- _WORKING DATA_:
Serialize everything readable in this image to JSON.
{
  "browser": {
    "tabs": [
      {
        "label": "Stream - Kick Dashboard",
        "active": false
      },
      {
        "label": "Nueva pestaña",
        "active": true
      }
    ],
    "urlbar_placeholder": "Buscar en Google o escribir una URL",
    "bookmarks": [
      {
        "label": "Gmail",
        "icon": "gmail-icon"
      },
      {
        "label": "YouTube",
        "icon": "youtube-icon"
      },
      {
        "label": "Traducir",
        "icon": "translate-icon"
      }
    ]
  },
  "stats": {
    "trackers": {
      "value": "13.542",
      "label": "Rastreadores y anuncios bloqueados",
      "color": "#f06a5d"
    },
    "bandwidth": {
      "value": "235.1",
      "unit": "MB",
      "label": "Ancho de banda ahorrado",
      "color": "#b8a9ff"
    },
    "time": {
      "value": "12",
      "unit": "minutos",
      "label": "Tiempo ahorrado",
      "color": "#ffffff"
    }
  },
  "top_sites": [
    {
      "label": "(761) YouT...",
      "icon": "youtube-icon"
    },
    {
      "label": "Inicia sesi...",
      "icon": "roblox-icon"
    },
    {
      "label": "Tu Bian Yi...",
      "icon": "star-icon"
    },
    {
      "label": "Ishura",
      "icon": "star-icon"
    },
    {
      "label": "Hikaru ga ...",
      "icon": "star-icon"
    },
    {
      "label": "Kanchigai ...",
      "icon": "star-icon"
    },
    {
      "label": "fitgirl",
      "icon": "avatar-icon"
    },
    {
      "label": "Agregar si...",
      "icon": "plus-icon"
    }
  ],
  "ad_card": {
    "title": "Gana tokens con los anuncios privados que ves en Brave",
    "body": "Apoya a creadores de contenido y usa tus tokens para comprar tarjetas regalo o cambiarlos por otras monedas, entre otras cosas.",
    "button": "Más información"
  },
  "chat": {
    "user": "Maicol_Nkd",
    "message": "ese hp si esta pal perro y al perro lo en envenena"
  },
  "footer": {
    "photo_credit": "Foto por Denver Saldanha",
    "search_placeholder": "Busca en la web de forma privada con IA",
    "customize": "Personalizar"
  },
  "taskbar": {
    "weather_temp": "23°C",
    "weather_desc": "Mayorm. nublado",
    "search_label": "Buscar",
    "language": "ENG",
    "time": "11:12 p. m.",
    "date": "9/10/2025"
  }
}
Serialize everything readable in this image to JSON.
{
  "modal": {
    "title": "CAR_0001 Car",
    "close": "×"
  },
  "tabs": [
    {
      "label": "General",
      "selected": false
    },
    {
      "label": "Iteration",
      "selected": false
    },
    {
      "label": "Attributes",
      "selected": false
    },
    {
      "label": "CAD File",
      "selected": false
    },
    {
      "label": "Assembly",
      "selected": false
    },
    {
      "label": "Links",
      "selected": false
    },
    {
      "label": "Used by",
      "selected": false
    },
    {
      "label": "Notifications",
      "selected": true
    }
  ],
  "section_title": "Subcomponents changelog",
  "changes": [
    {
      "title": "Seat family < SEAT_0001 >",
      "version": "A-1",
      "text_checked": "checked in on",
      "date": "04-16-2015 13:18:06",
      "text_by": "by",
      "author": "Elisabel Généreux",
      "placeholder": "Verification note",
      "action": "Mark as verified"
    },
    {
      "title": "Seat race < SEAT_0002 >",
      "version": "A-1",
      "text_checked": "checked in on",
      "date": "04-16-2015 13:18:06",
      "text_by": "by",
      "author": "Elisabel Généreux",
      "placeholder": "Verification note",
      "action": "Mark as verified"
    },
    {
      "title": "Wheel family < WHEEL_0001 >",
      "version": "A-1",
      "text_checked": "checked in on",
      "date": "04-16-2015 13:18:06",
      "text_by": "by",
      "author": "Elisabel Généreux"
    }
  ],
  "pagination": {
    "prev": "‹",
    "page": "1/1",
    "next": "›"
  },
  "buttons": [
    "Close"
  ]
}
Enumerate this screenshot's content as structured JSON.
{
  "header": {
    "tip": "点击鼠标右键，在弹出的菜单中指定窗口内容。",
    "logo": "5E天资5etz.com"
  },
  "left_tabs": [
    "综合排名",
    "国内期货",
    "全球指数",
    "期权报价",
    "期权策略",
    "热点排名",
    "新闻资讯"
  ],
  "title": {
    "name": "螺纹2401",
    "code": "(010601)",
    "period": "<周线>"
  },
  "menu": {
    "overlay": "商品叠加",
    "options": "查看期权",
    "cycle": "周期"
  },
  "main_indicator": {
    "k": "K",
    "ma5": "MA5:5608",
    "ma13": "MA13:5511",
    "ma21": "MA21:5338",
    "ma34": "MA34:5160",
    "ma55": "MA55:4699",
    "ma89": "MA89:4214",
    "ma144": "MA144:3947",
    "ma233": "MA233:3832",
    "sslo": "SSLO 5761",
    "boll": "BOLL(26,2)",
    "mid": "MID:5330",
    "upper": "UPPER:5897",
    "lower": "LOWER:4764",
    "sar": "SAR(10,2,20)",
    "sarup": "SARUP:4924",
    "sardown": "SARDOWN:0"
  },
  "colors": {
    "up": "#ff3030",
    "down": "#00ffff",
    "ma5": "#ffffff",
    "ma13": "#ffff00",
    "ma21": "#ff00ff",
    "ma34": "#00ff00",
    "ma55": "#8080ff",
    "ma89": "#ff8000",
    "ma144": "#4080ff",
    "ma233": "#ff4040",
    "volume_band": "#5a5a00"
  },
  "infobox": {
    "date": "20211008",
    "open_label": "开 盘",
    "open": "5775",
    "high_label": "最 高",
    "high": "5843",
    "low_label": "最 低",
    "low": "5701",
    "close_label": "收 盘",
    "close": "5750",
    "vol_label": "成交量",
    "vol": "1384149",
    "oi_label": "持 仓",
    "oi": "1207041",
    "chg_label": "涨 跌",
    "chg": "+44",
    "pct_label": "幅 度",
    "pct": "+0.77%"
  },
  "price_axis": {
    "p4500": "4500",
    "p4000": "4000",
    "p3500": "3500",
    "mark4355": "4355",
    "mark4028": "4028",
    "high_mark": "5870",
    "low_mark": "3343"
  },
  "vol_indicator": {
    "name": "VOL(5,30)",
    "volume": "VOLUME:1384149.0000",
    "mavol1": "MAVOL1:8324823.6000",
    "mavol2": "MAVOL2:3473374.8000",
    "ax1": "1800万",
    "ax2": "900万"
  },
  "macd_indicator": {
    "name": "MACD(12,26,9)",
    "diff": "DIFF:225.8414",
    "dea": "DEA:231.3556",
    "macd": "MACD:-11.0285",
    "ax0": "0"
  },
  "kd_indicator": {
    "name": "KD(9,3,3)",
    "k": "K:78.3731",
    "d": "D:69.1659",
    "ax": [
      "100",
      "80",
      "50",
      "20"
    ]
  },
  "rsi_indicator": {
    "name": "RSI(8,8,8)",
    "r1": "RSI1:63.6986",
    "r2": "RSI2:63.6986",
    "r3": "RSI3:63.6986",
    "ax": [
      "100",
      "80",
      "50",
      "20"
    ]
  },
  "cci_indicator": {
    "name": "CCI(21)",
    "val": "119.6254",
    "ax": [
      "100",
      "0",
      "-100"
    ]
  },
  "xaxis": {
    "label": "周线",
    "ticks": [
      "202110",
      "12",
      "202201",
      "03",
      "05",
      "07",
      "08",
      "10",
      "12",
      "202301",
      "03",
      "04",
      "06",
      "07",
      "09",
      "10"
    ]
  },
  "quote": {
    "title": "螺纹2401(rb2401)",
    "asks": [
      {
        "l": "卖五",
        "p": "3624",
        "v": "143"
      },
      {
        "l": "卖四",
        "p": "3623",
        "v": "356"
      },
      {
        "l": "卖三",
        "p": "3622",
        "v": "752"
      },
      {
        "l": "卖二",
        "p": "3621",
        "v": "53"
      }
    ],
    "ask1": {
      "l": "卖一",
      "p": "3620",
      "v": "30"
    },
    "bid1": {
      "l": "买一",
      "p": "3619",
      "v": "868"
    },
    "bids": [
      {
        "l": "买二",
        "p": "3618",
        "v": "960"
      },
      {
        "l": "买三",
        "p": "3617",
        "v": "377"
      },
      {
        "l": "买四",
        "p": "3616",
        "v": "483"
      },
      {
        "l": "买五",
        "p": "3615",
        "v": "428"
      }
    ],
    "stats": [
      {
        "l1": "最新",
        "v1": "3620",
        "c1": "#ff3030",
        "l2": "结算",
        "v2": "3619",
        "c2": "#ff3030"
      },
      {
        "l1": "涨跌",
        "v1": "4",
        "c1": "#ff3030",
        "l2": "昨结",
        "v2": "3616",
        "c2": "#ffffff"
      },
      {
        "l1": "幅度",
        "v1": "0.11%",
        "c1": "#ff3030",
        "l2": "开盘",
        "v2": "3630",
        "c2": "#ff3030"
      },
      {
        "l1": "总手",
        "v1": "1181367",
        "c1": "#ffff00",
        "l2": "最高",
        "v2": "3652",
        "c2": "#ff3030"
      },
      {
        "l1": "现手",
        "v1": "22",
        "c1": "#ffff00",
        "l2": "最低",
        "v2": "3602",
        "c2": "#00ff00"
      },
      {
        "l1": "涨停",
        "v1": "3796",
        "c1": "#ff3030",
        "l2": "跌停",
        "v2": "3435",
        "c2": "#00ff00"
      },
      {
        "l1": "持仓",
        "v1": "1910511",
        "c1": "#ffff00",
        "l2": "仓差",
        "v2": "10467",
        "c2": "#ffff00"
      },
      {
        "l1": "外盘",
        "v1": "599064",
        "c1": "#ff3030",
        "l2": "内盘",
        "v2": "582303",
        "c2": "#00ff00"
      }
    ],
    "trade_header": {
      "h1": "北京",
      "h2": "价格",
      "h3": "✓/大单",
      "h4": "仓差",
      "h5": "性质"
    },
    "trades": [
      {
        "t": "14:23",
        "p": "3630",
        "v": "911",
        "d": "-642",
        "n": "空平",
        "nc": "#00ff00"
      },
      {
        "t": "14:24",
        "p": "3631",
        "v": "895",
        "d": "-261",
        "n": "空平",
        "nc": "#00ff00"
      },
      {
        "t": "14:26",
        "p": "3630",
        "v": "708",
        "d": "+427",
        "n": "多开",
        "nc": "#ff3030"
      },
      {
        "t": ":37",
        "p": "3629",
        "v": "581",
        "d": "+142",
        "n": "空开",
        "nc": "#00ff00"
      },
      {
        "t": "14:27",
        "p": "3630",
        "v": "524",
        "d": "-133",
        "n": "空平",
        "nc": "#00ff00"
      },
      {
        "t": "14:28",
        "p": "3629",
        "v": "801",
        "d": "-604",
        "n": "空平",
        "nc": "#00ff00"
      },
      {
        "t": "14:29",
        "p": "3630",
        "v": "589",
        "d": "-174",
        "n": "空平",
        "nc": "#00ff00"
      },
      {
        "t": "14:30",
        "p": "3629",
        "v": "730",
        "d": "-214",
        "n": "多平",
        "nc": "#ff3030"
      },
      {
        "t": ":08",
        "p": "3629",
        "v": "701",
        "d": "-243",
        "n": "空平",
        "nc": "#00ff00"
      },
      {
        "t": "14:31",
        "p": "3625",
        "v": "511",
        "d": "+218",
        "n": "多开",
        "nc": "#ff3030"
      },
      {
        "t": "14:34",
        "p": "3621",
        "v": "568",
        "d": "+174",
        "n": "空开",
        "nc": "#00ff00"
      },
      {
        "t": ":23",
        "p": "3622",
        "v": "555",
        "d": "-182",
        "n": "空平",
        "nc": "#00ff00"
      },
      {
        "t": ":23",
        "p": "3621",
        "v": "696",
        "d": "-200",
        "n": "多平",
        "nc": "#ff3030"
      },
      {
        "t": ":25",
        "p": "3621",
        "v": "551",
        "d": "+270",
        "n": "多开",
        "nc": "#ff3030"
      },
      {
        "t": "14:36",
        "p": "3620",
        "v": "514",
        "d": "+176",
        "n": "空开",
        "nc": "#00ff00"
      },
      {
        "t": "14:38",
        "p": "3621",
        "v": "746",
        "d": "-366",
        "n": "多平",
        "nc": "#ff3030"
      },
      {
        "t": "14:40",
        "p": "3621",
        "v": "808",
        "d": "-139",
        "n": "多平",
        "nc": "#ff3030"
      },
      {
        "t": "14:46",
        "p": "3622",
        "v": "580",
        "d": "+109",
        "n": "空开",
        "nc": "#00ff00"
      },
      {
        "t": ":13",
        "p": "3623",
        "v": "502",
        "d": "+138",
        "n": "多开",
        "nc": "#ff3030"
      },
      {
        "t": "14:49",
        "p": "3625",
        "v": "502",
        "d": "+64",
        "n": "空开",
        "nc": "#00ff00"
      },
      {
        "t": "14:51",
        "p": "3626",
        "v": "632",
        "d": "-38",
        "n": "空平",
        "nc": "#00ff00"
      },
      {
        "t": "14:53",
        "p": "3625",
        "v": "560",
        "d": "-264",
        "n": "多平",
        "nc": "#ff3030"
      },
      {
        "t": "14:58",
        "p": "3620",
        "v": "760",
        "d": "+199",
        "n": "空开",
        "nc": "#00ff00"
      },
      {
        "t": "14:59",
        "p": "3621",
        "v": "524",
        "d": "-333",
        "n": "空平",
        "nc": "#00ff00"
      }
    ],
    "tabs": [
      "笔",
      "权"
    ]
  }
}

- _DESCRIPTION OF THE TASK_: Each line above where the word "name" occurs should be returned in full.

- _SOLUTION FOR THIS EXERCISE_:
    "name": "螺纹2401",
    "name": "VOL(5,30)",
    "name": "MACD(12,26,9)",
    "name": "KD(9,3,3)",
    "name": "RSI(8,8,8)",
    "name": "CCI(21)",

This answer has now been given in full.